As the team lead for the past year, I’ve been playing the role of politician, requirements gatherer, specifications writer, and project manager for VISI’s development team. Requirements and specifications are something completely new to VISI’s development projects since I started taking ownership of them. Upper management has been asking for more quality and this is one of the steps we’ve taken to reach that goal.
I won’t go into detail about how to gather requirements or build a specifications document at this time, but I’d like to inform you how I’m “finalizing” our internal project specifications so we can starting building out the project. Two of the projects I’ve been preparing specifications for have come to a close just yesterday and today. One of them is a small project that is projected to take 8 days to build out and the other is a large project expected to take many months. After many revisions of the specifications document for each project and repeatedly asking for, and not receiving, an approval from the “customer”, who is an internal employee, the revisions just continued creeping in slowly for a couple weeks time. This is not productive time and is only delaying the project, especially when you have a developer on your team looking for something productive and meaningful to work on. The project “customer” may have trouble committing to a specification, knowing that changes during the build and after launch are harder to come by. They may also be indecisive for fear of making a commitment and overlooking an important requirement or feature.

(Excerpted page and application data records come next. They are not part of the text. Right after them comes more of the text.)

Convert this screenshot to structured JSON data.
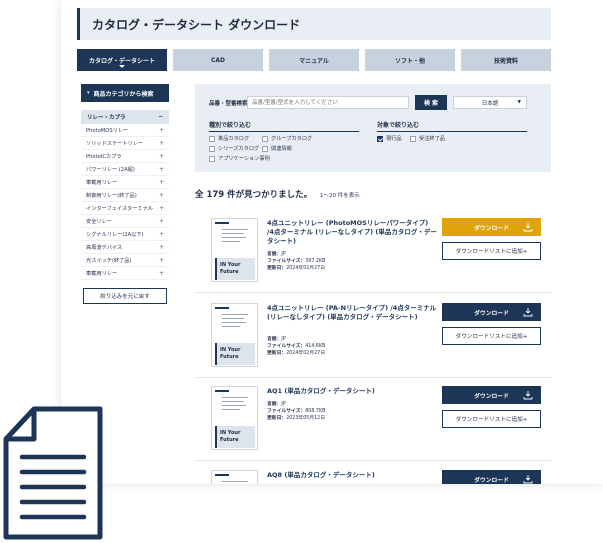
{
  "header": {
    "title": "カタログ・データシート ダウンロード"
  },
  "tabs": [
    {
      "label": "カタログ・データシート",
      "active": true
    },
    {
      "label": "CAD",
      "active": false
    },
    {
      "label": "マニュアル",
      "active": false
    },
    {
      "label": "ソフト・他",
      "active": false
    },
    {
      "label": "技術資料",
      "active": false
    }
  ],
  "sidebar": {
    "heading": "商品カテゴリから検索",
    "heading_icon": "chevron-down-icon",
    "subheading": "リレー・カプラ",
    "subheading_icon": "minus-icon",
    "items": [
      {
        "label": "PhotoMOSリレー"
      },
      {
        "label": "ソリッドステートリレー"
      },
      {
        "label": "PhotoICカプラ"
      },
      {
        "label": "パワーリレー (2A超)"
      },
      {
        "label": "車載用リレー"
      },
      {
        "label": "制御用リレー(終了品)"
      },
      {
        "label": "インターフェイスターミナル"
      },
      {
        "label": "安全リレー"
      },
      {
        "label": "シグナルリレー(2A以下)"
      },
      {
        "label": "高周波デバイス"
      },
      {
        "label": "光スイッチ(終了品)"
      },
      {
        "label": "車載用リレー"
      }
    ],
    "plus_symbol": "+",
    "reset_label": "絞り込みを元に戻す"
  },
  "search": {
    "label": "品番・型番検索",
    "placeholder": "品番/型番/型式を入力してください",
    "button": "検 索",
    "language": "日本語",
    "language_icon": "triangle-down-icon"
  },
  "filters": {
    "type_title": "種別で絞り込む",
    "type_options": [
      {
        "label": "単品カタログ",
        "checked": false
      },
      {
        "label": "グループカタログ",
        "checked": false
      },
      {
        "label": "シリーズカタログ",
        "checked": false
      },
      {
        "label": "関連情報",
        "checked": false
      },
      {
        "label": "アプリケーション事例",
        "checked": false
      }
    ],
    "target_title": "対象で絞り込む",
    "target_options": [
      {
        "label": "現行品",
        "checked": true
      },
      {
        "label": "受注終了品",
        "checked": false
      }
    ]
  },
  "results": {
    "count_text": "全 179 件が見つかりました。",
    "range_text": "1〜20 件を表示",
    "meta_labels": {
      "language": "言語：",
      "size": "ファイルサイズ：",
      "updated": "更新日："
    },
    "download_label": "ダウンロード",
    "add_label": "ダウンロードリストに追加+",
    "thumb_text": "IN Your\nFuture",
    "items": [
      {
        "title": "4点ユニットリレー (PhotoMOSリレーパワータイプ) /4点ターミナル (リレーなしタイプ) (単品カタログ・データシート)",
        "language": "JP",
        "size": "397.2KB",
        "updated": "2024年02月27日",
        "highlight": true
      },
      {
        "title": "4点ユニットリレー (PA-Nリレータイプ) /4点ターミナル (リレーなしタイプ) (単品カタログ・データシート)",
        "language": "JP",
        "size": "414.6KB",
        "updated": "2024年02月27日",
        "highlight": false
      },
      {
        "title": "AQ1 (単品カタログ・データシート)",
        "language": "JP",
        "size": "808.7KB",
        "updated": "2023年05月12日",
        "highlight": false
      },
      {
        "title": "AQ8 (単品カタログ・データシート)",
        "language": "",
        "size": "",
        "updated": "",
        "highlight": false
      }
    ]
  },
  "decor": {
    "icon": "document-icon",
    "color": "#1d3557"
  }
}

Because this is an internal project for the company, I am able to “help” facilitate and keep things moving. It’s very simple: the company needed this project completed yesterday, so we need to draw the line and get started. For you sales people out there, “asking for the sale”, or “close”, did not work with these projects. Therefore, I’ve realized it’s up to me to draw the line and tell them when the specifications are finished. How do you know when this time has arrived with a project spec? When the change requests and revisions have slowed and decreased in severity to the point where you’d be able to makes the modifications very easily on the fly during the project build. I’m not saying it’s good to make a bunch of changes to the spec during the build, but they will come inevitably and will never cease, even after the project is completed. The other important factor is that your team is ready to get started. If you’re developer for the project is tied up for another month with something else, then there is little need to bring closure to the specification discussion at this time since you know little changes and modifications will forever continue with larger projects.

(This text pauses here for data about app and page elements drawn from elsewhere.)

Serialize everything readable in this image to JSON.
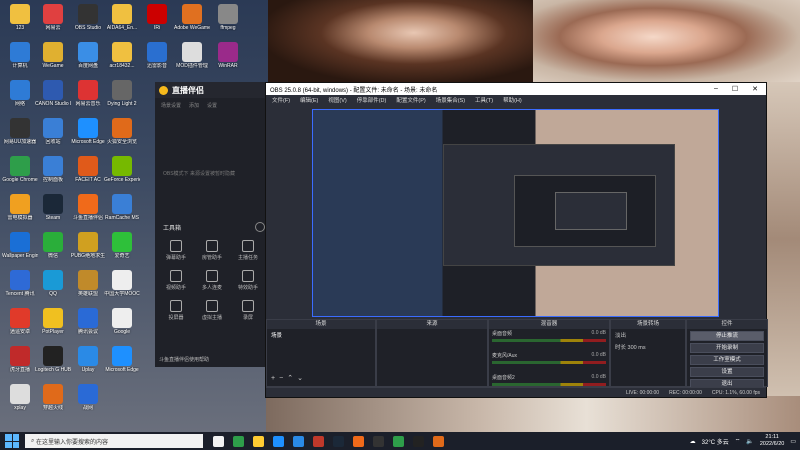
{
  "desktop": {
    "icons": [
      {
        "label": "123",
        "color": "#f0c040"
      },
      {
        "label": "网易云",
        "color": "#e04040"
      },
      {
        "label": "OBS Studio",
        "color": "#333"
      },
      {
        "label": "AIDA64_En...",
        "color": "#f0c040"
      },
      {
        "label": "IRi",
        "color": "#c00"
      },
      {
        "label": "Adobe WeGame",
        "color": "#e07020"
      },
      {
        "label": "ffmpeg",
        "color": "#888"
      },
      {
        "label": "计算机",
        "color": "#2e7bd6"
      },
      {
        "label": "WeGame",
        "color": "#e0b030"
      },
      {
        "label": "百度网盘",
        "color": "#3a8ee6"
      },
      {
        "label": "acr18432...",
        "color": "#f0c040"
      },
      {
        "label": "迅雷影音",
        "color": "#2a6fd0"
      },
      {
        "label": "MOD插件管理",
        "color": "#ddd"
      },
      {
        "label": "WinRAR",
        "color": "#9a2a8a"
      },
      {
        "label": "网络",
        "color": "#2e7bd6"
      },
      {
        "label": "CANON Studio Lite",
        "color": "#2e5ab0"
      },
      {
        "label": "网易云音乐",
        "color": "#d33"
      },
      {
        "label": "Dying Light 2",
        "color": "#666"
      },
      {
        "label": "网易UU加速器",
        "color": "#333"
      },
      {
        "label": "回收站",
        "color": "#3a7fd6"
      },
      {
        "label": "Microsoft Edge",
        "color": "#1e90ff"
      },
      {
        "label": "火狐安全浏览",
        "color": "#e06a1a"
      },
      {
        "label": "Google Chrome",
        "color": "#2e9e4a"
      },
      {
        "label": "控制面板",
        "color": "#3a7fd6"
      },
      {
        "label": "FACEIT AC",
        "color": "#e05a1a"
      },
      {
        "label": "GeForce Experience",
        "color": "#76b900"
      },
      {
        "label": "雷电模拟器",
        "color": "#f0a020"
      },
      {
        "label": "Steam",
        "color": "#1b2838"
      },
      {
        "label": "斗鱼直播伴侣",
        "color": "#f06a1a"
      },
      {
        "label": "RamCache MS",
        "color": "#3a7fd6"
      },
      {
        "label": "Wallpaper Engine",
        "color": "#1a6fd6"
      },
      {
        "label": "微信",
        "color": "#2aae3a"
      },
      {
        "label": "PUBG绝地求生",
        "color": "#d0a020"
      },
      {
        "label": "爱奇艺",
        "color": "#2ec03a"
      },
      {
        "label": "Tencent 腾讯",
        "color": "#2e6ad6"
      },
      {
        "label": "QQ",
        "color": "#1a9ad6"
      },
      {
        "label": "英雄联盟",
        "color": "#c08a2a"
      },
      {
        "label": "中国大学MOOC",
        "color": "#eee"
      },
      {
        "label": "逍遥安卓",
        "color": "#e03a2a"
      },
      {
        "label": "PotPlayer",
        "color": "#f0c020"
      },
      {
        "label": "腾讯会议",
        "color": "#2a6ad6"
      },
      {
        "label": "Google",
        "color": "#eee"
      },
      {
        "label": "虎牙直播",
        "color": "#c02a2a"
      },
      {
        "label": "Logitech G HUB",
        "color": "#222"
      },
      {
        "label": "Uplay",
        "color": "#2a8ae6"
      },
      {
        "label": "Microsoft Edge",
        "color": "#1e90ff"
      },
      {
        "label": "xplay",
        "color": "#ddd"
      },
      {
        "label": "穿越火线",
        "color": "#e06a1a"
      },
      {
        "label": "战网",
        "color": "#2a6ad6"
      }
    ]
  },
  "stream_app": {
    "logo": "直播伴侣",
    "tabs": [
      "场景设置",
      "添加",
      "设置"
    ],
    "empty_text": "OBS模式下 来源设置被暂时隐藏",
    "toolbox_title": "工具箱",
    "tools": [
      "弹幕助手",
      "房管助手",
      "主播任务",
      "视频助手",
      "多人连麦",
      "特效助手",
      "投屏器",
      "虚拟主播",
      "录屏"
    ],
    "ad_text": "斗鱼直播伴侣使用帮助"
  },
  "obs": {
    "title": "OBS 25.0.8 (64-bit, windows) - 配置文件: 未命名 - 场景: 未命名",
    "menu": [
      "文件(F)",
      "编辑(E)",
      "视图(V)",
      "停靠部件(D)",
      "配置文件(P)",
      "场景集合(S)",
      "工具(T)",
      "帮助(H)"
    ],
    "docks": {
      "scenes": {
        "title": "场景",
        "items": [
          "场景"
        ]
      },
      "sources": {
        "title": "来源"
      },
      "mixer": {
        "title": "混音器",
        "channels": [
          {
            "name": "桌面音频",
            "db": "0.0 dB"
          },
          {
            "name": "麦克风/Aux",
            "db": "0.0 dB"
          },
          {
            "name": "桌面音频2",
            "db": "0.0 dB"
          }
        ]
      },
      "transitions": {
        "title": "场景转场",
        "type": "淡出",
        "duration_label": "时长",
        "duration": "300 ms"
      },
      "controls": {
        "title": "控件",
        "buttons": [
          "停止推流",
          "开始录制",
          "工作室模式",
          "设置",
          "退出"
        ]
      }
    },
    "status": {
      "live": "LIVE: 00:00:00",
      "rec": "REC: 00:00:00",
      "cpu": "CPU: 1.1%, 60.00 fps"
    }
  },
  "taskbar": {
    "search_placeholder": "在这里输入你要搜索的内容",
    "weather": "32°C 多云",
    "time": "21:11",
    "date": "2022/6/20",
    "pinned": [
      "#f2f2f2",
      "#2e9e4a",
      "#ffcc33",
      "#1e90ff",
      "#2a8ae6",
      "#c0392b",
      "#1b2838",
      "#f06a1a",
      "#333",
      "#2e9e4a",
      "#222",
      "#e06a1a"
    ]
  }
}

When it comes to the internal project that is starting to drag on forever, just remind yourself and the internal “customer” that the company needs the project completed and a line must be drawn.